If one considers the current status of technical development, at first glance image media appear to be more advanced: We are amazed at the visual effects in the latest movies and in commercials, and as a rule we are unaware of how much technological refinement was required to construct their sound backdrop. In fact, today's audio media possess much more far-reaching possibilities of reconstructing a space at another location or even creating it synthetically than does visual virtual reality.
In the chronology of the development of image and sound media, Daguerre's photographic process, introduced in 1839, was the first—even if it was an ‹unnatural› still image that simply ignored time. When

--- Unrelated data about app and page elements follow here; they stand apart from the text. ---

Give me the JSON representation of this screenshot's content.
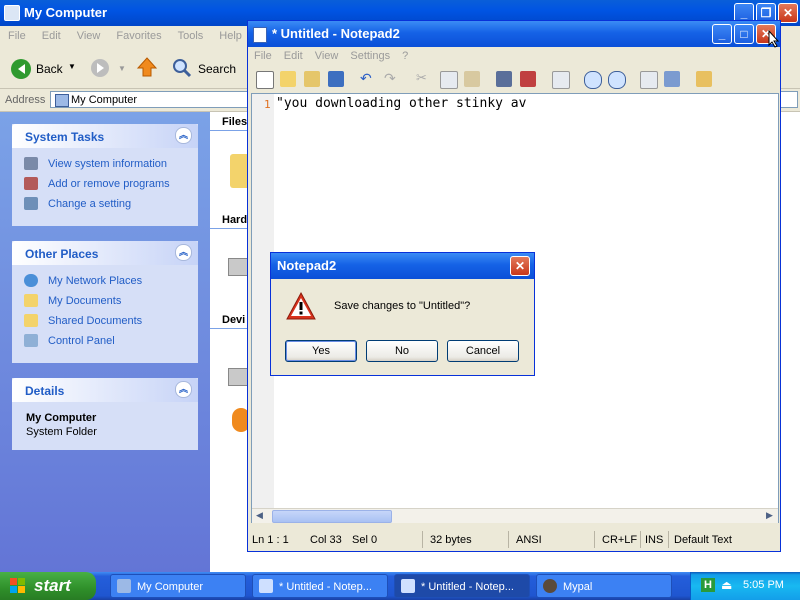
{
  "my_computer": {
    "title": "My Computer",
    "menu": [
      "File",
      "Edit",
      "View",
      "Favorites",
      "Tools",
      "Help"
    ],
    "toolbar": {
      "back": "Back",
      "search": "Search"
    },
    "address_label": "Address",
    "address_value": "My Computer",
    "system_tasks": {
      "title": "System Tasks",
      "items": [
        "View system information",
        "Add or remove programs",
        "Change a setting"
      ]
    },
    "other_places": {
      "title": "Other Places",
      "items": [
        "My Network Places",
        "My Documents",
        "Shared Documents",
        "Control Panel"
      ]
    },
    "details": {
      "title": "Details",
      "name": "My Computer",
      "type": "System Folder"
    },
    "content_sections": [
      "Files",
      "Hard",
      "Devi"
    ]
  },
  "notepad": {
    "title": "* Untitled - Notepad2",
    "menu": [
      "File",
      "Edit",
      "View",
      "Settings",
      "?"
    ],
    "line_number": "1",
    "text": "\"you downloading other stinky av",
    "status": {
      "position": "Ln 1 : 1",
      "col": "Col 33",
      "sel": "Sel 0",
      "size": "32 bytes",
      "encoding": "ANSI",
      "eol": "CR+LF",
      "ins": "INS",
      "scheme": "Default Text"
    }
  },
  "dialog": {
    "title": "Notepad2",
    "message": "Save changes to \"Untitled\"?",
    "buttons": {
      "yes": "Yes",
      "no": "No",
      "cancel": "Cancel"
    }
  },
  "taskbar": {
    "start": "start",
    "tasks": [
      "My Computer",
      "* Untitled - Notep...",
      "* Untitled - Notep...",
      "Mypal"
    ],
    "clock": "5:05 PM"
  },
  "colors": {
    "xp_blue": "#0054e3",
    "start_green": "#2f8f2a",
    "link_blue": "#215dc6",
    "error_red": "#d8321c"
  }
}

Edison invented the phonograph in 1877,  he had no choice but to take time into account, as not only music, but even physical sound is per se a temporal phenomenon that dissolves into nothing when it stands still in time. Thus sound recording was in the world before image recording in the same way became complete through the inclusion of time in film.
For the most part, the technical lead of sound over the image has been retained: The radio established itself as a mass medium long before television did; the gramophone spread into private households long before film projectors did; there were portable cassette recorders before there were video cameras. Sixteen-mm film, which was invented before the tape recorder and became a common piece of household equipment before it did, constitutes an exception. Amongst the more extravagant technologies used more by the scientific or artistic elite, on the other hand, sound holds the lead: the electromechanical sound synthesis with Thaddeus Cahill's «Telharmonium» and the various stages of electronic sound synthesis with the Theremin and later with Robert Moog's voltage-controlled